After an interesting week with the media heavily reporting on employment status and self-employment within the UK, Nick Pilgrim, CIS Payroll Specialist and Managing Director of EEBS summarises the outcome of those two high profile cases, the budget and provides a helpful insight on what to expect next…

Deliveroo Win! Uber Lose! Parliamentary committee publishes plans for sweeping changes to Employment law! The Budget announces another Government review of employment status!

Well just another quiet week in the office then, because in light of just this week’s news alone, we all know how to deal with the issue of Employment Status, right?

No! I hear you cry!

Well, I am more than happy to run through the details of all the current ongoing and reported cases, and to discuss the implications of all of the above issues in detail if you’d like me to, but if you only want a quick summary of the current situation then read on…

In summary, the courts continue to give conflicting views about Employment Status, and in particular for the “Gig Economy”.  Government is still thrashing about trying to understand the whole issue of Employment Status in the 21t century, and to plan a way forward that helps both companies retain flexible well-paid workforces, whilst protecting the rights of individuals, and tax revenue.

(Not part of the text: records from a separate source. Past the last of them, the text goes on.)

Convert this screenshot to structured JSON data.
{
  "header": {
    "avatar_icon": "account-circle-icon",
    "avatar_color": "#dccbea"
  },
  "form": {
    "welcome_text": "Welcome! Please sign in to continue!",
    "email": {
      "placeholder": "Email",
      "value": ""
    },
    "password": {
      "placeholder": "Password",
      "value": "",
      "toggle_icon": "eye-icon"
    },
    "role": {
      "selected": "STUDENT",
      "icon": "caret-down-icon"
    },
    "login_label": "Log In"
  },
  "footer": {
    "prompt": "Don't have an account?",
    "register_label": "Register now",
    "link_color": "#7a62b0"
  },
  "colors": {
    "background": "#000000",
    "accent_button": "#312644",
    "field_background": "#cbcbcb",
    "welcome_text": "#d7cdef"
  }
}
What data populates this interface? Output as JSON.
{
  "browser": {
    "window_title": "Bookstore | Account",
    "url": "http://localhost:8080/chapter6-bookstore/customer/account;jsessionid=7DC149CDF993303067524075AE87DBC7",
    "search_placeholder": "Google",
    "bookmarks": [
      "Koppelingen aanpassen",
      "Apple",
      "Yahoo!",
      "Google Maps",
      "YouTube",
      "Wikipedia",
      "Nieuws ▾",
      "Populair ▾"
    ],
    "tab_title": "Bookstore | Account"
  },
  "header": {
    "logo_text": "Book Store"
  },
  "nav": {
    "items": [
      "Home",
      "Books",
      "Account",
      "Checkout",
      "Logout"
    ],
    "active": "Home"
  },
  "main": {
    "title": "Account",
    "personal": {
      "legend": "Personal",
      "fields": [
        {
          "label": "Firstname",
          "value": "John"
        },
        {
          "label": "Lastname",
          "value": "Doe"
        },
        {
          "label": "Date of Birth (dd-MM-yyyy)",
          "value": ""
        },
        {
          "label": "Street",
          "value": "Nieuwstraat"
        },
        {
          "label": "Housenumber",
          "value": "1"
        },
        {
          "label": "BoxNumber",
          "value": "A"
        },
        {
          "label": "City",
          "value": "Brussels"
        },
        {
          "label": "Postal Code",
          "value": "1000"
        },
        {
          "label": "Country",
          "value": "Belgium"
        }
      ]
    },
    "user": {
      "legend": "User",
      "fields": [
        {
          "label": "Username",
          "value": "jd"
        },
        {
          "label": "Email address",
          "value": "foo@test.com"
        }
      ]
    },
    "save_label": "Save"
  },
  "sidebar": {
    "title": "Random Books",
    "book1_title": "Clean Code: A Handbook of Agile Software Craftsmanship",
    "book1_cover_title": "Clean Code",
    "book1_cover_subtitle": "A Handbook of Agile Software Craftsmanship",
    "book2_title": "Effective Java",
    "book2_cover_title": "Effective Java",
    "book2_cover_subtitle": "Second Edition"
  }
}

In the Deliveroo case, the tribunal focused on the old favourite of substitution. In both the Pimlico Plumbers and Uber cases, the courts continue to focus on the accuracy of the contracts.  These results do, in fact, have an important degree of consistency about them, namely that decisions continue to be based upon the specific facts and details presented in each individual case. That’s a good thing, by the way.  The problem with that is where do you go for clear guidance on how to determine the Employment Status of your tradesmen?

Well I hate to be a tiny bit smug here (ok I lie – I am happy to be smug here) but we at EEBS have been saying for some time now that there are only two things to currently consider;

  1. There will inevitably be changes to how self-employment status is determined – it’s only a matter of when, not if.
  2. The most likely outcome of those changes are likely to raise the standard of test for direct engagement into line with the requirements that were established for intermediary businesses back in 2014. Simply put, supervision, direction or control in the manner in which services are provided will become the determining factor for Employment Status.

So you need to plan for the changes, whilst taking note of the current conflicting guidance from the courts. Or you could, of course, just outsource the supply of your sub-contractors to a company who have been doing it without HMRC challenge for 17 years, who use the country’s leading tax advisers to write their contracts, working practices and compliance procedures, and who provide bespoke solutions and ongoing support to each and every client. Or just do your own thing – you choose!